YOUR GOAL
Reprint the lines below as they are, minus the pictures.

(Interface dataset entries)
----

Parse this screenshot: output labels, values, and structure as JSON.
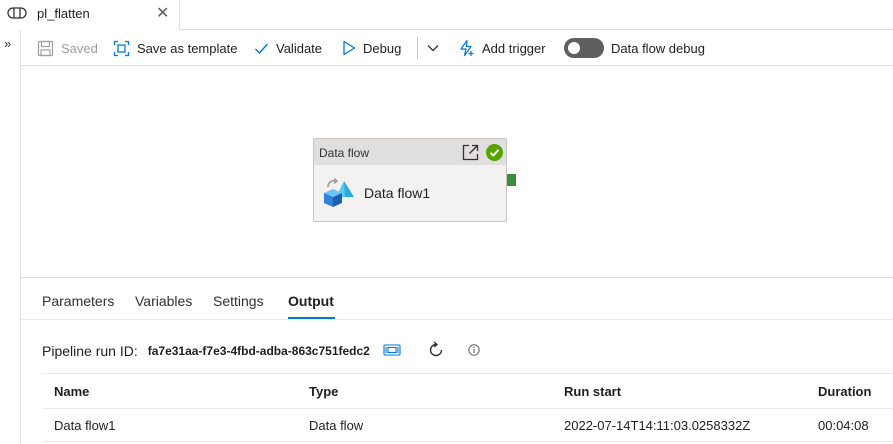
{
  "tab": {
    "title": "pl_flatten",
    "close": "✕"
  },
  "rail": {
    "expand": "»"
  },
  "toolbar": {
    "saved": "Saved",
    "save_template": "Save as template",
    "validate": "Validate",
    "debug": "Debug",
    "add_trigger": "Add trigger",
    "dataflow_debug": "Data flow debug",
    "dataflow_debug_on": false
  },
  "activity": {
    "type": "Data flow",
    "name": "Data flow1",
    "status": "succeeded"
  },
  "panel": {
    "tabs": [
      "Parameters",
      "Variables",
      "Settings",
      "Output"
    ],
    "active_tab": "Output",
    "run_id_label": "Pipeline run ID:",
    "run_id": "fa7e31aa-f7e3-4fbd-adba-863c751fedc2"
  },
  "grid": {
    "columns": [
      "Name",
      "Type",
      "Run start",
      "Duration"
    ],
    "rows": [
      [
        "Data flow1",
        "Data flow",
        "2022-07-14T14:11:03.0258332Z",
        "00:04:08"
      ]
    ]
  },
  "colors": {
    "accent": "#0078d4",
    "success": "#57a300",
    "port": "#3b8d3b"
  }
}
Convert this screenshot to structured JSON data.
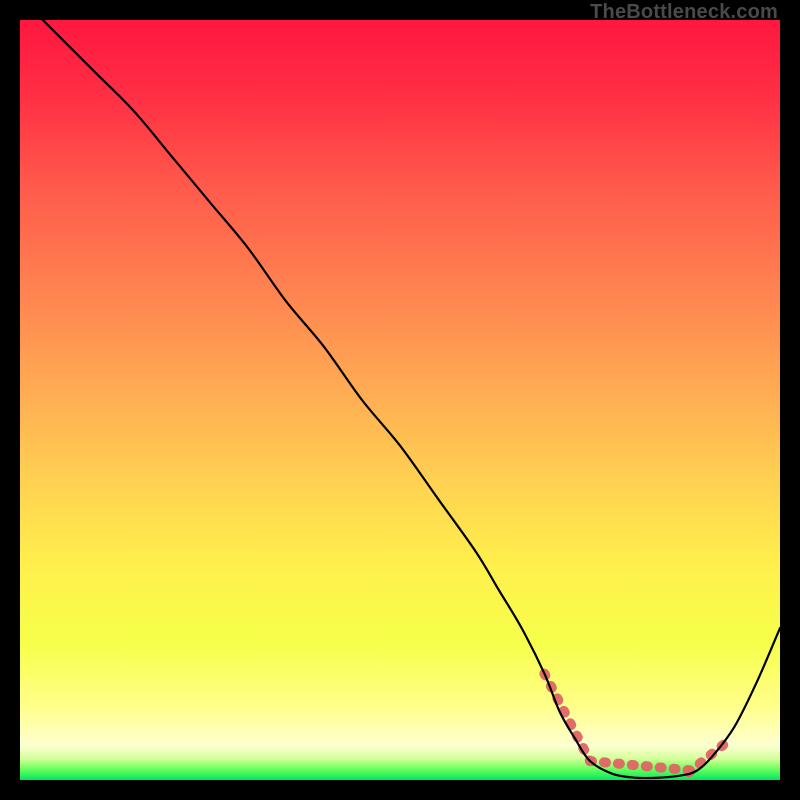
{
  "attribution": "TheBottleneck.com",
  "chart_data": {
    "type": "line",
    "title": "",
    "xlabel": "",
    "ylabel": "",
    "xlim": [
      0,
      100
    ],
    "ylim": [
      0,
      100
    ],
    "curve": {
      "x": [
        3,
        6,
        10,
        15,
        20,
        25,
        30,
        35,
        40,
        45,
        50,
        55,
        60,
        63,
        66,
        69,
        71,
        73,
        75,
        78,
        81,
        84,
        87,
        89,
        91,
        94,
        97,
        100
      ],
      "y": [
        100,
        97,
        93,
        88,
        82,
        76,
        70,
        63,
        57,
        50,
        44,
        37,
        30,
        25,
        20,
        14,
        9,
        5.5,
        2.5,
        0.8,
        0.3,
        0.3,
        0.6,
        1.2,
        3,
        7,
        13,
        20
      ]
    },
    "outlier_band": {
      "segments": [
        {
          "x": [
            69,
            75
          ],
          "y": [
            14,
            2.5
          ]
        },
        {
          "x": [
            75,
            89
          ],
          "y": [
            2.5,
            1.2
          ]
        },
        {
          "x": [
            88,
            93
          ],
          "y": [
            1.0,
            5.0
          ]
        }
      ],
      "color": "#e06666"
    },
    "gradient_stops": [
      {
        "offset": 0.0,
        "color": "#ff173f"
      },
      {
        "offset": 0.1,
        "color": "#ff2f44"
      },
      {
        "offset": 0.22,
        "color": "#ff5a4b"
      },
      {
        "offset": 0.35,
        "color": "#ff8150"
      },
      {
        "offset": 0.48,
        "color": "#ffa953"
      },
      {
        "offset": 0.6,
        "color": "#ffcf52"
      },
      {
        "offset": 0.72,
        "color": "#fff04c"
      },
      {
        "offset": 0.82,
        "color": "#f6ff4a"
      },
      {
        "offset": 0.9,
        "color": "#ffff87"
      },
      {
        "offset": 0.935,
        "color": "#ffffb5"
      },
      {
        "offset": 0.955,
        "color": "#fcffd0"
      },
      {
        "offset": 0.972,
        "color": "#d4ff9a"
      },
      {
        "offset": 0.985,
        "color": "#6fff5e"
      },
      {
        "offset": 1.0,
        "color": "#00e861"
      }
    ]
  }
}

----

RESPONSE TO THE TASK
Parse this screenshot: output labels, values, and structure as JSON.
{
  "tab": {
    "title": "pl_flatten",
    "close": "✕"
  },
  "rail": {
    "expand": "»"
  },
  "toolbar": {
    "saved": "Saved",
    "save_template": "Save as template",
    "validate": "Validate",
    "debug": "Debug",
    "add_trigger": "Add trigger",
    "dataflow_debug": "Data flow debug",
    "dataflow_debug_on": false
  },
  "activity": {
    "type": "Data flow",
    "name": "Data flow1",
    "status": "succeeded"
  },
  "panel": {
    "tabs": [
      "Parameters",
      "Variables",
      "Settings",
      "Output"
    ],
    "active_tab": "Output",
    "run_id_label": "Pipeline run ID:",
    "run_id": "fa7e31aa-f7e3-4fbd-adba-863c751fedc2"
  },
  "grid": {
    "columns": [
      "Name",
      "Type",
      "Run start",
      "Duration"
    ],
    "rows": [
      [
        "Data flow1",
        "Data flow",
        "2022-07-14T14:11:03.0258332Z",
        "00:04:08"
      ]
    ]
  },
  "colors": {
    "accent": "#0078d4",
    "success": "#57a300",
    "port": "#3b8d3b"
  }
}
Convert this screenshot to structured JSON data.
{
  "attribution": "TheBottleneck.com",
  "chart_data": {
    "type": "line",
    "title": "",
    "xlabel": "",
    "ylabel": "",
    "xlim": [
      0,
      100
    ],
    "ylim": [
      0,
      100
    ],
    "curve": {
      "x": [
        3,
        6,
        10,
        15,
        20,
        25,
        30,
        35,
        40,
        45,
        50,
        55,
        60,
        63,
        66,
        69,
        71,
        73,
        75,
        78,
        81,
        84,
        87,
        89,
        91,
        94,
        97,
        100
      ],
      "y": [
        100,
        97,
        93,
        88,
        82,
        76,
        70,
        63,
        57,
        50,
        44,
        37,
        30,
        25,
        20,
        14,
        9,
        5.5,
        2.5,
        0.8,
        0.3,
        0.3,
        0.6,
        1.2,
        3,
        7,
        13,
        20
      ]
    },
    "outlier_band": {
      "segments": [
        {
          "x": [
            69,
            75
          ],
          "y": [
            14,
            2.5
          ]
        },
        {
          "x": [
            75,
            89
          ],
          "y": [
            2.5,
            1.2
          ]
        },
        {
          "x": [
            88,
            93
          ],
          "y": [
            1.0,
            5.0
          ]
        }
      ],
      "color": "#e06666"
    },
    "gradient_stops": [
      {
        "offset": 0.0,
        "color": "#ff173f"
      },
      {
        "offset": 0.1,
        "color": "#ff2f44"
      },
      {
        "offset": 0.22,
        "color": "#ff5a4b"
      },
      {
        "offset": 0.35,
        "color": "#ff8150"
      },
      {
        "offset": 0.48,
        "color": "#ffa953"
      },
      {
        "offset": 0.6,
        "color": "#ffcf52"
      },
      {
        "offset": 0.72,
        "color": "#fff04c"
      },
      {
        "offset": 0.82,
        "color": "#f6ff4a"
      },
      {
        "offset": 0.9,
        "color": "#ffff87"
      },
      {
        "offset": 0.935,
        "color": "#ffffb5"
      },
      {
        "offset": 0.955,
        "color": "#fcffd0"
      },
      {
        "offset": 0.972,
        "color": "#d4ff9a"
      },
      {
        "offset": 0.985,
        "color": "#6fff5e"
      },
      {
        "offset": 1.0,
        "color": "#00e861"
      }
    ]
  }
}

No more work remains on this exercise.